Being a Sonic-inspired game, controls are important as movement and speed are the basis behind those games. Thankfully, Freedom Planet mostly has the feel down. The controls are tight and responsive whether playing in tablet mode or with a Pro controller. The only thing that throws things off is the use of multiple buttons. Whereas a Sonic game keeps controls limited to movement and a jump button, Freedom Planet incorporates multiple attack buttons along with jump and movement. These can all be chained together to pull off some impressive attacks. It takes some getting used to, especially as your dash and special attacks are tied to a meter that has to recharge after a few uses, but once you get the hang of it the game plays just as smoothly as you’d expect a Sonic game to.
Must Move at Extremely High Velocity
Freedom Planet has plenty of options for getting around its markedly eastern Asian worlds.
Overall my time with Freedom Planet was very enjoyable. The homage to Sonic and other platformers of the 16/32-bit era is clearly evident, but Freedom Planet does a stellar job of establishing itself as its own IP. The characters are well designed and memorable, the music is fantastic, and the controls are tight and responsive. While there are some drawbacks that held the game back a bit, such as the camera being zoomed in a little too far, and being able to casually stroll up a steep incline or loop with no momentum. Additionally, the game can be pretty difficult. With the absence of rings, your lives are tied to a health meter. Some enemies and especially bosses are fairly tough to fight so staying alive isn’t as simple as it is in a Sonic game. Still, at the end of the day, these are very minor complaints. If you want more Sonic style goodness in your life, Freedom Planet should fill the slot nicely.
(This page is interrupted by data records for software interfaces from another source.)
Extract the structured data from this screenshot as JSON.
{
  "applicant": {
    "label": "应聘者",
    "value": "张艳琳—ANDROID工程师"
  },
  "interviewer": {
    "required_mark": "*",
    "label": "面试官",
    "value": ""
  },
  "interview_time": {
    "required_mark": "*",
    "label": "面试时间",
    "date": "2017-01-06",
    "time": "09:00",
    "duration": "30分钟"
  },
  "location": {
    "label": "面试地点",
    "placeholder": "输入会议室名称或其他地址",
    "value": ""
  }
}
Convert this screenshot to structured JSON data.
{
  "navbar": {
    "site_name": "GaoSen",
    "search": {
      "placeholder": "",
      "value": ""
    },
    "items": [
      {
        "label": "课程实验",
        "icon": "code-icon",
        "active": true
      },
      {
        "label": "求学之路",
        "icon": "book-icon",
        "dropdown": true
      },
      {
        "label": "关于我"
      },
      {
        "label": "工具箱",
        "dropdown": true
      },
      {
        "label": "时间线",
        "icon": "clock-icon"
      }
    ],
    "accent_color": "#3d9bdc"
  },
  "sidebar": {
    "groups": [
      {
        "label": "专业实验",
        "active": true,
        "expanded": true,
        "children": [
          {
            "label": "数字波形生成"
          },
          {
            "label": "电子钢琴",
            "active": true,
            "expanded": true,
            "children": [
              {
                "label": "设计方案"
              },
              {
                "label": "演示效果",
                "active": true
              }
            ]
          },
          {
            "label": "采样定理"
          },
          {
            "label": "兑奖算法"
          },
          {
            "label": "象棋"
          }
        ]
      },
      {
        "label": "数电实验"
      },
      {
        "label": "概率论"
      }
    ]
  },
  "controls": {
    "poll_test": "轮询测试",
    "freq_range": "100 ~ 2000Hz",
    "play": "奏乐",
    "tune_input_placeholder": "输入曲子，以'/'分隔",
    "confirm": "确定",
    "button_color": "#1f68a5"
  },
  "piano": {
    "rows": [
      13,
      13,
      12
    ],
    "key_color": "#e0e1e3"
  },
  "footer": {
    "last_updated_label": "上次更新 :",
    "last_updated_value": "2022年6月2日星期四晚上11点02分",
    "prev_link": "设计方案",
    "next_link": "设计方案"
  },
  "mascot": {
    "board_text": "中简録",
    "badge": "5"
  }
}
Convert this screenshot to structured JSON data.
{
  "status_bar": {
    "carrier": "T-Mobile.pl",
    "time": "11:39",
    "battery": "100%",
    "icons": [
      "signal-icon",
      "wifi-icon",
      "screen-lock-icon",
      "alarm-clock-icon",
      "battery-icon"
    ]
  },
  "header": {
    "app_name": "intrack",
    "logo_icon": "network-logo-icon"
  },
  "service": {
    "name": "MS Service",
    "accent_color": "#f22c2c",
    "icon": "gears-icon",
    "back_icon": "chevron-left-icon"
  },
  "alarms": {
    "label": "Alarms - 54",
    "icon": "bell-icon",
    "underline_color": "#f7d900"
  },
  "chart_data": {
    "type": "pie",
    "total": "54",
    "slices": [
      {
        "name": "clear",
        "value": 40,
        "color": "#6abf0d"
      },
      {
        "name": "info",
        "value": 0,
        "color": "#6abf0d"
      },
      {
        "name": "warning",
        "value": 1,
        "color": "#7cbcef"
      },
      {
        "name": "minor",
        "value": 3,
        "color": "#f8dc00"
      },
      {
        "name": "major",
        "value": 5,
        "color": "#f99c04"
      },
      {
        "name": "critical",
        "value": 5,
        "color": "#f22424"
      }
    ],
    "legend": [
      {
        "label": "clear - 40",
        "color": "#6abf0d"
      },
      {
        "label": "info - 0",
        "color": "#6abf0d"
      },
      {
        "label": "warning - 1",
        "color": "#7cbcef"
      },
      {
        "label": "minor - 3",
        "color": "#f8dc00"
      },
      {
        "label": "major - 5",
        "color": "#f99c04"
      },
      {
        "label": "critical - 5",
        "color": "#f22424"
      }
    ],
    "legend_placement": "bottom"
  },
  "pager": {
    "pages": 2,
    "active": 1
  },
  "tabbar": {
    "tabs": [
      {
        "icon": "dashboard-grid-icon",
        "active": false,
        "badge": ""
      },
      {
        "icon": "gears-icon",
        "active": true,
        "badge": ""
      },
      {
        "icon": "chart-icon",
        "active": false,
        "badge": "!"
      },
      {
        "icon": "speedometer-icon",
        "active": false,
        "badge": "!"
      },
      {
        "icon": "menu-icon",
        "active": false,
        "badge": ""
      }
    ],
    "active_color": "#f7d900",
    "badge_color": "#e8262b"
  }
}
There is also a sequel in the works that I will definitely be keeping a closer eye on this time around.
FINAL VERDICT: 4/5
Available on: Nintendo Switch (Reviewed), PC, Mac OS X, Linux, Playstation 4, Wii U ; Publisher: XSEED Games ; Developer: GalaxyTrail ; Players: 1 ; Released: August 30th, 2018 (Nintendo Switch); ESRB: E10+ Everyone 10+ ; MSRP: $14.99
Full disclosure: This review is based on a copy of Freedom Planet given to Hey Poor Player by the Publisher